"WE'RE DOING A SEQUEL!" Kermit and Fozzie sing at the start of Muppets Most Wanted. "That's what we do in Hollywood! And everybody knows that the sequel's never quite as good!" Then either Statler or Waldorf chimes in: "How hard can it be? We can't do any worse than The Godfather III!"
Thankfully, director/co-writer James Bobin and co-writer Nicholas Stoller take their cues not from Coppola but from 1981's The Great Muppet Caper: The Muppets' world tour gets complicated when bad guy Dominic Badguy (Ricky Gervais) uses their show as cover for a crime spree—and installs Constantine, a Kermit look-alike and "the world's most dangerous frog," as leader of the Muppets. Meanwhile, the real Kermit is sent to a Siberian gulag that's run by iron-fisted guard Nadya (Tina Fey, who is perfect, as always) and is full of terrifying inmates like Prison King (Jemaine Clement), Big Papa (Ray Liotta), and Danny Trejo (Danny Trejo).

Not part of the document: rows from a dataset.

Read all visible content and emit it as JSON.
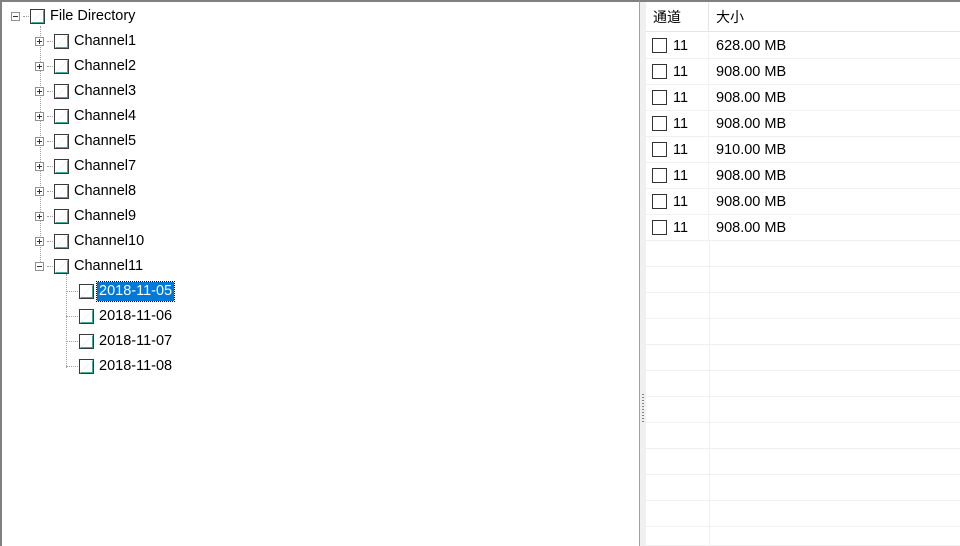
{
  "tree": {
    "root": {
      "label": "File Directory",
      "expanded": true
    },
    "channels": [
      {
        "label": "Channel1",
        "expanded": false
      },
      {
        "label": "Channel2",
        "expanded": false
      },
      {
        "label": "Channel3",
        "expanded": false
      },
      {
        "label": "Channel4",
        "expanded": false
      },
      {
        "label": "Channel5",
        "expanded": false
      },
      {
        "label": "Channel7",
        "expanded": false
      },
      {
        "label": "Channel8",
        "expanded": false
      },
      {
        "label": "Channel9",
        "expanded": false
      },
      {
        "label": "Channel10",
        "expanded": false
      },
      {
        "label": "Channel11",
        "expanded": true
      }
    ],
    "dates": [
      {
        "label": "2018-11-05",
        "selected": true
      },
      {
        "label": "2018-11-06",
        "selected": false
      },
      {
        "label": "2018-11-07",
        "selected": false
      },
      {
        "label": "2018-11-08",
        "selected": false
      }
    ]
  },
  "list": {
    "columns": [
      "通道",
      "大小"
    ],
    "rows": [
      {
        "channel": "11",
        "size": "628.00 MB"
      },
      {
        "channel": "11",
        "size": "908.00 MB"
      },
      {
        "channel": "11",
        "size": "908.00 MB"
      },
      {
        "channel": "11",
        "size": "908.00 MB"
      },
      {
        "channel": "11",
        "size": "910.00 MB"
      },
      {
        "channel": "11",
        "size": "908.00 MB"
      },
      {
        "channel": "11",
        "size": "908.00 MB"
      },
      {
        "channel": "11",
        "size": "908.00 MB"
      }
    ]
  },
  "colors": {
    "selection": "#0078d7",
    "check_accent": "#2f9e8f"
  }
}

Thankfully again, this Muppets fixes the biggest problem with 2011's The Muppets reboot—which, annoyingly, spent a bunch of time on Walter, a new Muppet nobody liked. (Even Kermit thought Walter was annoying, and Kermit likes everybody.) With Most Wanted, the focus is back on the core gang—which means that even if this film is a little too long (it is), it's still a fun, fast-paced time. (That Flight of the Conchords' Bret McKenzie is still handling the musical numbers helps, as do the cameos, which I refuse to spoil.)
If there's any downside to the goofy Most Wanted, it's that in its race for frantic fun, it loses a bit of what made 2011's The Muppets a surprisingly retro comeback: a willingness to embrace Jim Henson's trademark combination of mischievous wit and earnest sap. While The Muppets had Kermit's "Pictures in My Head"—a song that may or may not still make a certain writer teary-eyed—Most Wanted is a quippier, lighter affair. Maybe a few more affecting, Henson-esque moments will pop up in the next one; in the meantime, Most Wanted is still impossible not to enjoy. Unless you're Statler or Waldorf.